See also[edit]


  1. ^ According to the Nihon Kokugo Daijiten and the Kōjien, suki means "village" in "old/ancient Korean". The entry for suki in the Kokugo Daijiten uses the spelling in katakana, スキ, to reflect the fact that it's a foreign word.


  1. ^ Janhunen, Juha (2010). "Reconstructing the Language Map of Prehistorical Northeast Asia". Studia Orientalia. 108: 294.
  2. ^ Lee, Ki-Moon; Ramsey, S. Robert (2011). A History of the Korean Language. Cambridge University Press. p. 44. ISBN 978-1-139-49448-9.
  3. ^ Sohn, Ho-Min (1999). The Korean Language. Cambridge: Cambridge University Press. p. 38. ISBN 978-0-521-36123-1.
  4. ^ "Three-Kingdom Era: Koreans bring culture to Japan". 25 November 2011.
  5. ^[bare URL PDF]
  6. ^ Batten, Bruce (2006). Gateway to Japan: Hakata in War and Peace, 500-1300. University of Hawaii Press. p. 21.
  7. ^ Batten, Bruce (2006). Gateway to Japan: Hakata in War and Peace, 500-1300. University of Hawaii Press. p. 21.
  8. ^ Kudō Rikio, Ōtani Masao, Satake Akihiro, Yamada Hideo, Yamazaki Yoshiyuki, ed. SNKBT: Man'yōshū, 4 vols. Iwanami, 1999–2003, book 1 poem 8.
  9. ^ Sajima, Naoko; Tachikawa, Kyoichi (2009). Japanese Sea Power: A Maritime Nation's Struggle for Identity. Foundations on International Thinking on Sea Power. p. 105.
  10. ^ Batten, Bruce L. (1986). "Foreign Threat and Domestic Reform: The Emergence of the Ritsuryō State". Monumenta Nipponica. 41 (2): 212. doi:10.2307/2384665. JSTOR 2384665 – via JSTOR.
  11. ^ The Role of Contact in the Origins of the Japanese and Korean Languages, University of Hawai'i Press, 2009
  12. ^ Herman Ooms, Imperial Politics and Symbolics in Ancient Japan, University of Hawai'i Press, 2009
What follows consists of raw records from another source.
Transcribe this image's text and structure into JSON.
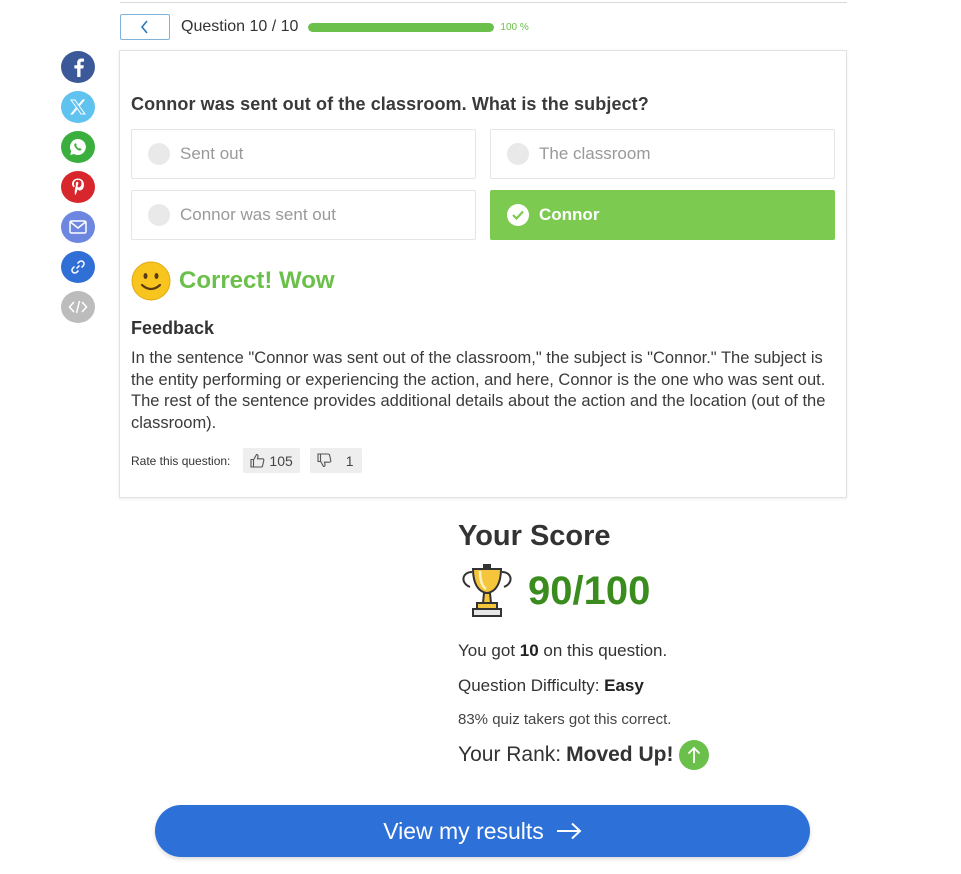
{
  "header": {
    "counter": "Question 10 / 10",
    "progress_percent": 100,
    "progress_label": "100 %"
  },
  "share": {
    "colors": {
      "facebook": "#3b5998",
      "x": "#5fc2ef",
      "whatsapp": "#3aaf3e",
      "pinterest": "#d7262c",
      "email": "#6d86e0",
      "link": "#2f6fd6",
      "embed": "#bcbcbc"
    }
  },
  "question": {
    "text": "Connor was sent out of the classroom. What is the subject?",
    "options": [
      {
        "label": "Sent out",
        "selected": false
      },
      {
        "label": "The classroom",
        "selected": false
      },
      {
        "label": "Connor was sent out",
        "selected": false
      },
      {
        "label": "Connor",
        "selected": true
      }
    ]
  },
  "result": {
    "text": "Correct! Wow"
  },
  "feedback": {
    "heading": "Feedback",
    "body": "In the sentence \"Connor was sent out of the classroom,\" the subject is \"Connor.\" The subject is the entity performing or experiencing the action, and here, Connor is the one who was sent out. The rest of the sentence provides additional details about the action and the location (out of the classroom)."
  },
  "rating": {
    "label": "Rate this question:",
    "up_count": "105",
    "down_count": "1"
  },
  "score": {
    "title": "Your Score",
    "value": "90/100",
    "got_prefix": "You got ",
    "got_value": "10",
    "got_suffix": " on this question.",
    "difficulty_label": "Question Difficulty: ",
    "difficulty_value": "Easy",
    "percent_line": "83% quiz takers got this correct.",
    "rank_label": "Your Rank: ",
    "rank_value": "Moved Up!"
  },
  "cta": {
    "label": "View my results"
  },
  "colors": {
    "accent_green": "#7ccb50",
    "score_green": "#3a8c1e",
    "primary_blue": "#2d70d8"
  }
}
  • Aston, W. G. (translated by) 1972 Nihongi: Chronicles of Japan from the Earliest Times to A.D. 697. Published by Charles E. Tuttle Company: Tokyo, Japan.
  • Farris, William Wayne 1995 Heavenly Warriors: The Evolution of Japan's Military, 500–1300 AD. United States: Published by The Council on East Asian Studies, Harvard University, Cambridge.
  • Jamieson, John Charles. The Samguk sagi and the Unification Wars. Ph.D. dissertation, University of California, Berkeley, 1969.

External links[edit]

Coordinates: 36°00′00″N 126°40′01″E / 36.0000°N 126.6670°E / 36.0000; 126.6670